This is a very important point, research is showing that political stability, intergroup cohesion and legitimacy of the state are three indicators that show significant relationship with Global Terrorism Index. The significance of these indicators to our topic today is anchored on the individual and group dynamics that underscore these indicators.
Individuals in societies suffering from political instability and illegitimate state with poor inter group cohesion are more likely to embrace violence in resolving issues. These individuals, in my view, share certain attributes that we may find similar to the traits of people suffering from personality disorder. The psychiatric dimension of such individuals attracts my lay view when I look at the global impact of terrorism and the determination of the purveyors to spread death and pain.

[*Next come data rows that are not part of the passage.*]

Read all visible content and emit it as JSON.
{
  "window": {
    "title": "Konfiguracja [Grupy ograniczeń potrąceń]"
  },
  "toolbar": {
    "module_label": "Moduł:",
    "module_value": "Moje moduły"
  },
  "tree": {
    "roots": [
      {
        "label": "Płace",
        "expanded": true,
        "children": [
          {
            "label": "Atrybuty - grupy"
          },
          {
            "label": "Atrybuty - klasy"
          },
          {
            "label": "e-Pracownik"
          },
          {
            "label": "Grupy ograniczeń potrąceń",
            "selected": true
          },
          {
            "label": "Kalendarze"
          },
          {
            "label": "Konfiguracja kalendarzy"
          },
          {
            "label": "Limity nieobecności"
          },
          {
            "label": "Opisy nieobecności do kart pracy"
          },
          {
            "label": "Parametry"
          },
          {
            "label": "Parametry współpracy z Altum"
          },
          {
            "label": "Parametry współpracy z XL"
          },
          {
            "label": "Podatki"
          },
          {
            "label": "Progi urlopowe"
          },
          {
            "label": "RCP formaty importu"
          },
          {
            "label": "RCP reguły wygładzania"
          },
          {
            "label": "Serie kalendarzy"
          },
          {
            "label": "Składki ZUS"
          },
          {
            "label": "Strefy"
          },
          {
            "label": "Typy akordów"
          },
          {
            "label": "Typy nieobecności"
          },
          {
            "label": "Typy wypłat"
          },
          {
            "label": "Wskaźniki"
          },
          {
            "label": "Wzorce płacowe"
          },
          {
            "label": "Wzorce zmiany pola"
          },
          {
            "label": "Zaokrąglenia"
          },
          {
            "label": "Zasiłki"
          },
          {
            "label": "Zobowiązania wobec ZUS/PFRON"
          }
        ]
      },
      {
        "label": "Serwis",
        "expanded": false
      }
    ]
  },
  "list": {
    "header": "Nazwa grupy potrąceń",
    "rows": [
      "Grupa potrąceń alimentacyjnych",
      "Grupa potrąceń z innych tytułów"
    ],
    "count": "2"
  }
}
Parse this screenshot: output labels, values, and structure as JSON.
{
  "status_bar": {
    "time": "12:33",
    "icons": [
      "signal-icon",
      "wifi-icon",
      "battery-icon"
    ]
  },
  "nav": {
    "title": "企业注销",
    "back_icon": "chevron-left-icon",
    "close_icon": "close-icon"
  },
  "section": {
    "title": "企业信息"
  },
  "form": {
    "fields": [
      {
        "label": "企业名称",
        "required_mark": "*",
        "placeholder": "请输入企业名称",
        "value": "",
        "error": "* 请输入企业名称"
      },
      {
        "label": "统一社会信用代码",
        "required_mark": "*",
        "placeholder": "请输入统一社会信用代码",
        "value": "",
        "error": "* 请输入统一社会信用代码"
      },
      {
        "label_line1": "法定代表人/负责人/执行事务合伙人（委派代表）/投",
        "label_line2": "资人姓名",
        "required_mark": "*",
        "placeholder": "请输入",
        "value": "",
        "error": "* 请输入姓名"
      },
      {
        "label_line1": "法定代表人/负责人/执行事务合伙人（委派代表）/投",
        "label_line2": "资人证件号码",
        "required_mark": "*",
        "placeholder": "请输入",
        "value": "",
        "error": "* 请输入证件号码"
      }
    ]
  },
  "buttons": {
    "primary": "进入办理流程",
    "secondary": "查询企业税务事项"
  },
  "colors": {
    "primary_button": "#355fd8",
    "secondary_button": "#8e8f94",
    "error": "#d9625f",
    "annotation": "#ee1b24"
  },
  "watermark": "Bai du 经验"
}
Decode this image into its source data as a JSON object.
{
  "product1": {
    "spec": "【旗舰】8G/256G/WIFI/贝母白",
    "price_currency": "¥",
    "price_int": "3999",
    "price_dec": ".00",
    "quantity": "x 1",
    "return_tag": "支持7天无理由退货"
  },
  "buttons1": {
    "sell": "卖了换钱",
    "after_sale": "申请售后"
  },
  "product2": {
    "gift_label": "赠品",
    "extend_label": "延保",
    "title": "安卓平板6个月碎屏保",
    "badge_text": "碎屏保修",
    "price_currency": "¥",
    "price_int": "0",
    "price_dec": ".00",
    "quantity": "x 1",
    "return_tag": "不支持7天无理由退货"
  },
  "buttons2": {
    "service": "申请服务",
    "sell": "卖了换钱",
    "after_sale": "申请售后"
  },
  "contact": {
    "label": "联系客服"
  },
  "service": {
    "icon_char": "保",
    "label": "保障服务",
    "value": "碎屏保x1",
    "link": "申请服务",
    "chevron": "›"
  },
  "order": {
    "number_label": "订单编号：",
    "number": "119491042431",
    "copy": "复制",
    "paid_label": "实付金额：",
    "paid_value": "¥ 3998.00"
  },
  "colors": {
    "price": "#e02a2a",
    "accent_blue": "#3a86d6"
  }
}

The feeling of superiority brings us to the issue of identity politics. The growing trend of identity politics in its low form finds fertile ground in a “we” versus “them” mentality and a superiority complex. The idea of religious, racial or cultural superiority is a common trigger for narcissism and rise of anti-social behaviour.
Identity politics seeks to create affiliations around a unifying category to the exclusion of others. It is, sometimes, a reaction to social injustice and feeling of exclusion. The desire to find meaning in an environment of marginalisation makes identity politics an attractive solution to feelings of alienation. Identity politics, mismanaged, leads to aggression arising from feelings of humiliation.
The fallout of identity politics affects both intra and inter group dynamics and leads to the weakening of state capacity and de-legitimisation of state. Two factors that have significant correlation to terrorism. With Nigeria on the 3rd position in Global Ranking of Terrorism, largely due to the activities of Boko Haram, we need to pay more attention to issues of identity politics as an emerging trend that can lead to violence and infringing of rights.
It is now clear that the challenges plaguing Nigeria presents multiple dimensions in analysing and solving the issues. The Psychiatry community needs to move the issue of mental health from a reactive and treatment focused strategy to a proactive, promotive and prevention practice. The rising individualism of today and the increase of anti-social behaviour indicating personality disorder needs new rules of engagement.
Terrorism as a global problem, can be stemmed by reducing the feeder pipeline of disgruntled and disillusioned young men plagued by personality disorder. Again psychiatry practice should lead the way.
The rising wave of identity politics needs to be probed into and the morphology understood to avert the next platform for violence. Academics in the world of psychiatry should lead the way in interrogating the Nigerian variant of a global phenomena
The political class drawing from the body of knowledge in your area of medical practice should urgently work on creating the collective consciousness that would reduce identity politics, promote political stability, encourage inter group cohesion and legitimise the Nigerian state.